Now that the government’s partial shutdown is entering its fourth week, Americans are asking not just how long it will last but also how it affects them and those close to them. For some estimated hundreds of thousands of government workers the answer is obvious. They have gone without at least one paycheck and are likely to miss another. Some such as TSA security workers at airports are working but without pay. There are resultant callouts for some who understandably resist working at least for now for free. Other “non-essential” workers are furloughed until further notice. Essential workers include agents from the FBI, ATF, Drug Enforcement Agency and Secret Service who are currently working without pay. Both essential and “non-essential” groups may receive backpay when the government reopens. A number of National Parks while not officially closed have remained unstaffed and trash and garbage have been piling up. Contract workers likely will never see payment for this time out of work.

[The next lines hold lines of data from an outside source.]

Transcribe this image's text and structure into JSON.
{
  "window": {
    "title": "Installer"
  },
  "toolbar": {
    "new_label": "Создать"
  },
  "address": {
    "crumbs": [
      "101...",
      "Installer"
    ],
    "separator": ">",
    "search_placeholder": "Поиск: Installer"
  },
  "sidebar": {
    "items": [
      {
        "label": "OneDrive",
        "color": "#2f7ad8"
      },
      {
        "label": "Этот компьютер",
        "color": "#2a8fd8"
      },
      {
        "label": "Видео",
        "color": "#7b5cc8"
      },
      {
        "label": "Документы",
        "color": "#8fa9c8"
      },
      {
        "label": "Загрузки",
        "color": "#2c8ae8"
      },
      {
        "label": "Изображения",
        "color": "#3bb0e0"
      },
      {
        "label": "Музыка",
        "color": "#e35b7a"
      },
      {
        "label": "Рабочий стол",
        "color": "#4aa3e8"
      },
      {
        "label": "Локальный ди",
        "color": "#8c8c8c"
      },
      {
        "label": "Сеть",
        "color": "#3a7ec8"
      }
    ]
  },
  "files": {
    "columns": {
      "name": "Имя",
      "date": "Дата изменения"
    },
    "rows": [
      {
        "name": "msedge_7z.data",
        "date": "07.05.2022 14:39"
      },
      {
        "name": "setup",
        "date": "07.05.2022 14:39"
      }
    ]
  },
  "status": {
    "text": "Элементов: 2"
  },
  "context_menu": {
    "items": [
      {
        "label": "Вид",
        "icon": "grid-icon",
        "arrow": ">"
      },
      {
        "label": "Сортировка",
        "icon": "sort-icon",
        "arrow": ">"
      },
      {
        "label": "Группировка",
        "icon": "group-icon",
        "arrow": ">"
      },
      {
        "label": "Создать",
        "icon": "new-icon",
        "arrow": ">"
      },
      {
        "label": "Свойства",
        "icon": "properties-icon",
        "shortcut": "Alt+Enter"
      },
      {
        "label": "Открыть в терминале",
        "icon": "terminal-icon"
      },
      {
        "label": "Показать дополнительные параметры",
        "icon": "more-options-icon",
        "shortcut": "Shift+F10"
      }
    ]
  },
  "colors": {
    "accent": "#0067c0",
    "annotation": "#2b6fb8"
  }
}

The reason the shutdown is referred to as a “partial” shutdown is because some allocations were already approved in 2018 and those budgetary items are unaffected. Notably among them is the Department of Defense. However, oddly, the U.S. Coast Guard is not included in the defense allocation and Coast Guard workers are currently working without pay.
Many observations made here are subject to change as those in charge shift course as to what activities of government will continue on and which would not. Therefore, anything stated here would need to be checked by readers on a regular basis. This is a best case estimate as of the time of writing.

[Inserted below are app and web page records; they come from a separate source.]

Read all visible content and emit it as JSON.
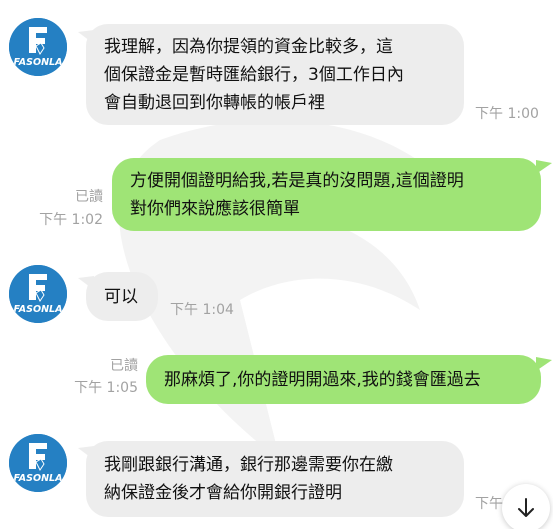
{
  "sender": {
    "logo_text": "FASONLA",
    "logo_color": "#2580c3"
  },
  "messages": [
    {
      "dir": "in",
      "lines": [
        "我理解，因為你提領的資金比較多，這",
        "個保證金是暫時匯給銀行，3個工作日內",
        "會自動退回到你轉帳的帳戶裡"
      ],
      "time": "下午 1:00"
    },
    {
      "dir": "out",
      "lines": [
        "方便開個證明給我,若是真的沒問題,這個證明",
        "對你們來說應該很簡單"
      ],
      "read": "已讀",
      "time": "下午 1:02"
    },
    {
      "dir": "in",
      "lines": [
        "可以"
      ],
      "time": "下午 1:04"
    },
    {
      "dir": "out",
      "lines": [
        "那麻煩了,你的證明開過來,我的錢會匯過去"
      ],
      "read": "已讀",
      "time": "下午 1:05"
    },
    {
      "dir": "in",
      "lines": [
        "我剛跟銀行溝通，銀行那邊需要你在繳",
        "納保證金後才會給你開銀行證明"
      ],
      "time": "下午"
    }
  ],
  "colors": {
    "incoming": "#ededed",
    "outgoing": "#9fe476",
    "meta": "#a2a2a2"
  }
}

Note, for instance, the IRS. Thousands of Internal Revenue Service employees
were furloughed. The shutdown, the 21st since the modern federal budgeting process

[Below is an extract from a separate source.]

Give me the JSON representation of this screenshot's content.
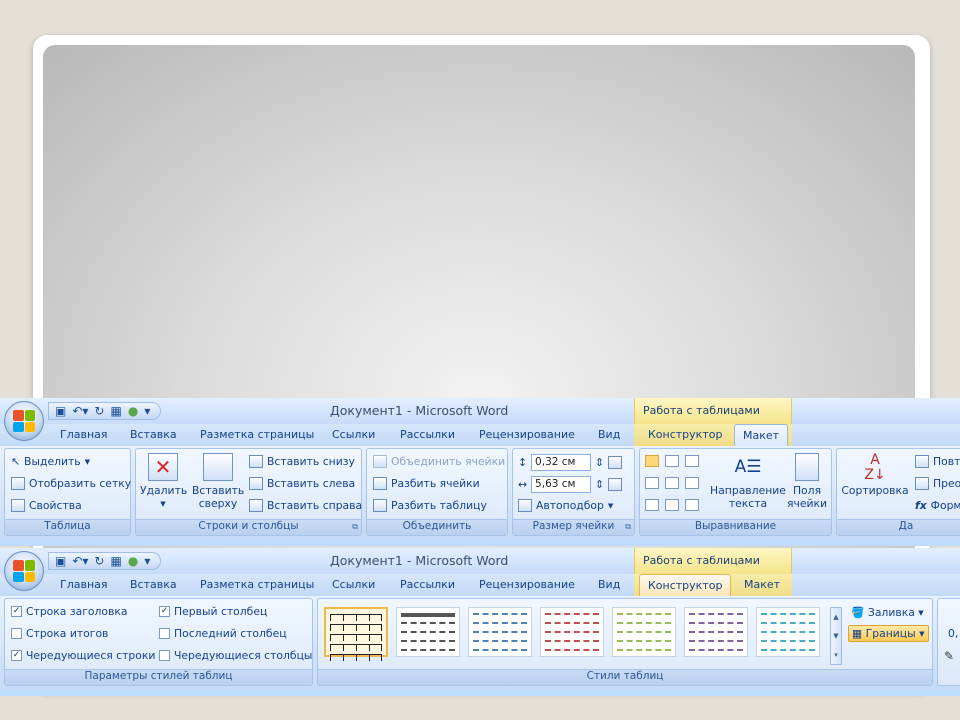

began and the third shutdown since the beginning of the Trump administration, came as
taxpayers and preparers readied to deal with the massive changes in tax law from the Tax
Cuts and Jobs Act passed late last year. Expect complexity.
Initially the thought was that tax refunds would be delayed. There was a reversal
regarding that thought. Probably recognizing the public outcry that failure to issue tax
refunds would generate, the government advised they would be. However, auditing and
processing of other paperwork could expect to be delayed.
During the shutdown, the IRS will process original electronic and paper filed
returns and accept payments. Taxpayers will still be expected to file and pay taxes on
time. The Internal Revenue Service will issue refunds to taxpayers even if the U.S.
government shutdown extends into the filing season.
Tax preparers may be unable to access some information from the IRS that used
to be available. For instance, if IRS information is needed to verify some tax return
numbers, that may not happen. Individuals needing confirmation of their federal tax
information for state return purposes or to qualify for loans can be affected as well as
those affected by IRS audits which can be expected to slow.
Reports regarding other agencies indicate other delays. These are some as reported. The Food and Drug Administration is not expected to be doing some routine food safety inspections. The SEC would not be able to approve new initial public offerings. With mortgage lenders unable to verify borrowers’ incomes, some home closings may be delayed. Some fishing boats in Alaska are stuck in dock, in need of federal permits and inspections. The Agriculture Department has found funds to provide food stamp assistance through February but expects to run out after that.
As reported by several news sources, Immigration Courts are reported to have closed causing judges to indefinitely postpone hearings scheduled months in advance. There is an estimated backlog of over 800,000 immigration cases for resolution.
What would continue would be Social Security payments for individuals in the system and Medicare and Medicaid payments. Stay tuned.
Esquire, Colliton Law Associates, P.C. Janet Colliton has practiced law for over 38 years, 37 of them in Chester County, Pennsylvania, a suburb of Philadelphia. Her practice, Colliton Law Associates, PC, is limited to elder law, Medicaid, including advice, applications and appeals, and other benefits planning including Veterans benefits, life care and special needs planning, guardianships, retirement, and estate planning and administration.